Wichita mayor cites several cities as success stories
More than three years of negotiations — punctuated by weeks of public outcry over transparency — come down to a Tuesday City Council vote on a development agreement for the city’s new ballpark. It’s an agreement that could make or break the city’s deal to bring the Baby Cakes team from New Orleans.
As much as the deal itself, this is Mayor Jeff Longwell’s moment — whether he wants it to be or not.
“I really don’t want it to be about me,” he said.
“Let me say this again clearly: I really am not trying to build a legacy for me. I want to build something that this city can be proud of. That future generations will say, ‘You know what? This is cool. I want to stay here.’ ”
Not only the vote but the citizen commentary that goes with it — the council’s meeting time has been moved to 6 p.m. to accommodate the public — will be a referendum on Longwell’s dream of a ballpark to be a catalyst for development along the riverbank in the city’s core.
The vote was to have been two weeks ago but was postponed after The Eagle reported the deal included the city selling some land for $1 an acre to the baseball team’s investors to develop.
“Even with all of the negative stories that have come out, I don’t believe that there are so many people against it,” Longwell said. “As much as we’ve seen public outcry, we’ve seen support.”
He said some of the negativity is from people who simply don’t like him.
“There’s always going to be haters, right?”
Longwell said that “everything we do in this town unfortunately seems to be difficult.”
“Sometimes it feels like an uphill battle. You’re fighting everybody when you try and take bold steps.”
He said they’re necessary steps.
“We have to grow. If we’re not growing, we’re moving backwards.”
Longwell said he knows he and others at the city have to shoulder some blame.
“Certainly, we can armchair quarterback all day long.”
The “city could have done a better job of communications,” he said.
Longwell said there were limitations on what the city could share, but added, “we could have said we’re still in negotiations on elements.”
He had to walk back comments he made about Minor League Baseball preventing the city from talking. He said officials could have told the public sooner about the development deal to help bring the Baby Cakes.

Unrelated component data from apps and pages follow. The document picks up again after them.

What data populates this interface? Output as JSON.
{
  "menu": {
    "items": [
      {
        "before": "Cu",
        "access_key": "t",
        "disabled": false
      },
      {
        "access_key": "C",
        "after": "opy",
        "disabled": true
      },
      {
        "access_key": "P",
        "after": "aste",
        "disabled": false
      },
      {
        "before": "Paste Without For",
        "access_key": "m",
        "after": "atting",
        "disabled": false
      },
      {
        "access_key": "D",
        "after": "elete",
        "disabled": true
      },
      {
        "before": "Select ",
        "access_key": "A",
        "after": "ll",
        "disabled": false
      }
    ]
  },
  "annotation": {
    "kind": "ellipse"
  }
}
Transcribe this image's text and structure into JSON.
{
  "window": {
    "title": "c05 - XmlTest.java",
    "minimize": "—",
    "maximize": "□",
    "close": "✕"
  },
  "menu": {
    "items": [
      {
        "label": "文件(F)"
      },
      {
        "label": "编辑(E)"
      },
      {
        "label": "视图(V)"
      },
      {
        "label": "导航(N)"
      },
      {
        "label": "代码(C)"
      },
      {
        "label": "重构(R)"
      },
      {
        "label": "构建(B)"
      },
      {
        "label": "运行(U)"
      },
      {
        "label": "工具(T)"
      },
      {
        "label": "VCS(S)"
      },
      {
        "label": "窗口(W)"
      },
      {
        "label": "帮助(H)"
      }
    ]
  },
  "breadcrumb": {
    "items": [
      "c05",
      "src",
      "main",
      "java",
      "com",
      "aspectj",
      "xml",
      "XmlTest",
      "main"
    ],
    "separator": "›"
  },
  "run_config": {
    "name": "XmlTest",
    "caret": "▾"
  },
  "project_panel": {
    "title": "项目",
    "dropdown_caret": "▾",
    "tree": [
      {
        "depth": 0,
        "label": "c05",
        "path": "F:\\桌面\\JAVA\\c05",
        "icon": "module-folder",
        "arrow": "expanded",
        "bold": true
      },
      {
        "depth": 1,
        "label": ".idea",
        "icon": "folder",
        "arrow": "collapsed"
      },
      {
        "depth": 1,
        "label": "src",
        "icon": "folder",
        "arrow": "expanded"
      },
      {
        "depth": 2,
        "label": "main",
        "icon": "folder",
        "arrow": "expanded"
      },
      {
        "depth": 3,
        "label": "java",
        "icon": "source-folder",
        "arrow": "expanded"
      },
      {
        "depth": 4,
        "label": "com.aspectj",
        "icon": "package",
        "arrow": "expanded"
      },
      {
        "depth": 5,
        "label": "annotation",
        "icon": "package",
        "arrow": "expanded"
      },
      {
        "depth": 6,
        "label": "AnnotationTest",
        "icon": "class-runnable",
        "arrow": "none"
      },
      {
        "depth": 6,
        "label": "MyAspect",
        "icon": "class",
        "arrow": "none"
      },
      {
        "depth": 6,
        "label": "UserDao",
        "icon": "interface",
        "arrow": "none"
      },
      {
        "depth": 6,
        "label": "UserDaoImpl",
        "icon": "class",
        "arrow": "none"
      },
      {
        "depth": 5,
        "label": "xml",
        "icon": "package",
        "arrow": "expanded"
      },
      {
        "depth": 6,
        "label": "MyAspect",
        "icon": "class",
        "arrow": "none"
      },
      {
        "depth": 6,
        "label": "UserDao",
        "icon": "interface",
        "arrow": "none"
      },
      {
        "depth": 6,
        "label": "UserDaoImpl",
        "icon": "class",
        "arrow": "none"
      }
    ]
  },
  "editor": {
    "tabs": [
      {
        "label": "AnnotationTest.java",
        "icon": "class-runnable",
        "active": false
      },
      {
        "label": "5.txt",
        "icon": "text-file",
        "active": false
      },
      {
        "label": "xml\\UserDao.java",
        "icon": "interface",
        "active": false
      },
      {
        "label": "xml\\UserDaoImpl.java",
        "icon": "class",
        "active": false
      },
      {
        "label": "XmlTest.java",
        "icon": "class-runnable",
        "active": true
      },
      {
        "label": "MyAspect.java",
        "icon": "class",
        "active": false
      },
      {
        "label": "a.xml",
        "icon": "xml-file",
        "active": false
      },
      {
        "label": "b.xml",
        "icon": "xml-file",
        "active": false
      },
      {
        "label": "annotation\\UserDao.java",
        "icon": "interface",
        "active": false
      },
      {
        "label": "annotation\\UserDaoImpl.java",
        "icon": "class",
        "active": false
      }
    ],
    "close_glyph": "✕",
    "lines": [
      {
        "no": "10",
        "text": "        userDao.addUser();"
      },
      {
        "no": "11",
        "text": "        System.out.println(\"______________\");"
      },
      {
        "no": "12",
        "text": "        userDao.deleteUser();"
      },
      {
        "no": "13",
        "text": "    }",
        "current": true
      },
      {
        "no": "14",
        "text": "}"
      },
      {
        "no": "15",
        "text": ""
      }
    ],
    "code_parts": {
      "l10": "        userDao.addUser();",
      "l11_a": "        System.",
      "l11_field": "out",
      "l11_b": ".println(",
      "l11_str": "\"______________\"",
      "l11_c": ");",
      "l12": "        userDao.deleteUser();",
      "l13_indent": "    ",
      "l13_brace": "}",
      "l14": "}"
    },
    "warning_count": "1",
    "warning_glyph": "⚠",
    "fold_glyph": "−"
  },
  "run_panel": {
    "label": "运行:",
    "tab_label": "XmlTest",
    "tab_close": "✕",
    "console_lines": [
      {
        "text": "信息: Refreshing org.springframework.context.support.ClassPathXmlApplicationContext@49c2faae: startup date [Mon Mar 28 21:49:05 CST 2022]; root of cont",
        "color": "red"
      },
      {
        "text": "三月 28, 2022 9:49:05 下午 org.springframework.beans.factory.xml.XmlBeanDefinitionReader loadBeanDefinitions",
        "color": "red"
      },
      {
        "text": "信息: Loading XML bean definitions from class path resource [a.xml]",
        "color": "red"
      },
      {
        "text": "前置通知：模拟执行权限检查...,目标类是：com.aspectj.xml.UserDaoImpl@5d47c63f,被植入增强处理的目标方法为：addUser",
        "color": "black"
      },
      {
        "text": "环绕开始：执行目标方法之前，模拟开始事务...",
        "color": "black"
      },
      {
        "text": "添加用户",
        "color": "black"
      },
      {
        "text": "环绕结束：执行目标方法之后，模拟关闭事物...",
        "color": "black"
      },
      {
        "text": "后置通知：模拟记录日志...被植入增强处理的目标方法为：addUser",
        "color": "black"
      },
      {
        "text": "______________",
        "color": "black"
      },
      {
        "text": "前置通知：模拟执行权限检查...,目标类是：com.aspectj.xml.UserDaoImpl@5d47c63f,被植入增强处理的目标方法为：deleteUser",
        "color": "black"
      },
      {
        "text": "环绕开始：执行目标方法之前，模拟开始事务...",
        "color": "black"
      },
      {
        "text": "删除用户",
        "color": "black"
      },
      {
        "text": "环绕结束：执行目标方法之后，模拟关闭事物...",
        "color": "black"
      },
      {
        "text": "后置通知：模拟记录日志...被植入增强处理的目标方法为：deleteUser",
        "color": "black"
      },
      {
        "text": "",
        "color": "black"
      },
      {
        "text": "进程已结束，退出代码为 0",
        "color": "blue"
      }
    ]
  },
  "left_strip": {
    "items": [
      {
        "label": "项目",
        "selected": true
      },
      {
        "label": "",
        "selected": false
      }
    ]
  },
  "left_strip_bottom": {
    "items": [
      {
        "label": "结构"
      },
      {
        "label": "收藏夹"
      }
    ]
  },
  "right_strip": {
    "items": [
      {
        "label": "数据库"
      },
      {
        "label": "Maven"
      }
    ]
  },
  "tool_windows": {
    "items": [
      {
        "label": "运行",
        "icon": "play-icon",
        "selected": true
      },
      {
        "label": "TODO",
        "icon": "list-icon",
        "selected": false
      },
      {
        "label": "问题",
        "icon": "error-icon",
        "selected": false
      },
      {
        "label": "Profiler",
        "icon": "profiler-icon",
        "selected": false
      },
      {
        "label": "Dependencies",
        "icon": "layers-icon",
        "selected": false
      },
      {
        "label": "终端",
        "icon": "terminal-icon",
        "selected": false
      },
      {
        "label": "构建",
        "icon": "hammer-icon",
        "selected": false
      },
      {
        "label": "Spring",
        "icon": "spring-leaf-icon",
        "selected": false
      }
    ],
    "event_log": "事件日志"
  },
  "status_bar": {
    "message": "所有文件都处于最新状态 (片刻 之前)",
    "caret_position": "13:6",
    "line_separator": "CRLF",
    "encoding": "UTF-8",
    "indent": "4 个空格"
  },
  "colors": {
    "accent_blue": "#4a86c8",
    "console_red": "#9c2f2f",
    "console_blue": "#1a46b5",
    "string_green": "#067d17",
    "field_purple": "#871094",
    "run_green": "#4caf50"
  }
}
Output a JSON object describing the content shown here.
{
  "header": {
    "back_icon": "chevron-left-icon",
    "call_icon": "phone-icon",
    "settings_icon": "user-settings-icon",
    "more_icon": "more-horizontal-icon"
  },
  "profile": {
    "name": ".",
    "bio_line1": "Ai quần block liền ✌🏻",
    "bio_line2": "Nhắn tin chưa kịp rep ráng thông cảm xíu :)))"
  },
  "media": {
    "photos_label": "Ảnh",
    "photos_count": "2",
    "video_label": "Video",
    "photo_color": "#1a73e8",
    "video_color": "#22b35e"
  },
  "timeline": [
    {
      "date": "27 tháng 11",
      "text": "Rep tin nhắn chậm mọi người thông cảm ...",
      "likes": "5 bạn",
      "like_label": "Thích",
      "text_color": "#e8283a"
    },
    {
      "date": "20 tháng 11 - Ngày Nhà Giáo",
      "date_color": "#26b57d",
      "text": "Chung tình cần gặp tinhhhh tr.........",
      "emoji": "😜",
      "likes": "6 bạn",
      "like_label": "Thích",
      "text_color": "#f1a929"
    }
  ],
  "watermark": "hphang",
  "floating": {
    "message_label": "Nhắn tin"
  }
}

There also are lots of unanswered questions, including how many acres the city may sell the team, who is part of the development group that will develop those acres and what happens if that deal falls apart.
Longwell has said the team won’t come if the development deal falls through.
Still, he doesn’t have regrets for pursuing a ballpark.
“It always comes back to I want to build a city that truly is a city that’s growing,” he said.
“It was an opportunity to look at a quality-of-life feature that could also bring development that could potentially bring the kind of revenue we need to grow our city without taxing our citizens more.”
Longwell won’t guarantee that property taxes won’t rise or that the city won’t move funds from elsewhere if the baseball development ends up needing them.
In addition to lots of unexpected, hastily called meetings over baseball that have kept him busy, Longwell has filed to run for re-election this year. Then there’s the daily business of being the mayor of a city of about 400,000 people.
“Everything keeps me up at night. Seriously. There’s a thousand things that keep me up at night.”
Longwell said he got into politics for a reason, though.
“I’ve said from day one, we need to figure out how we can improve the quality of life in Wichita, and we’re not done yet.”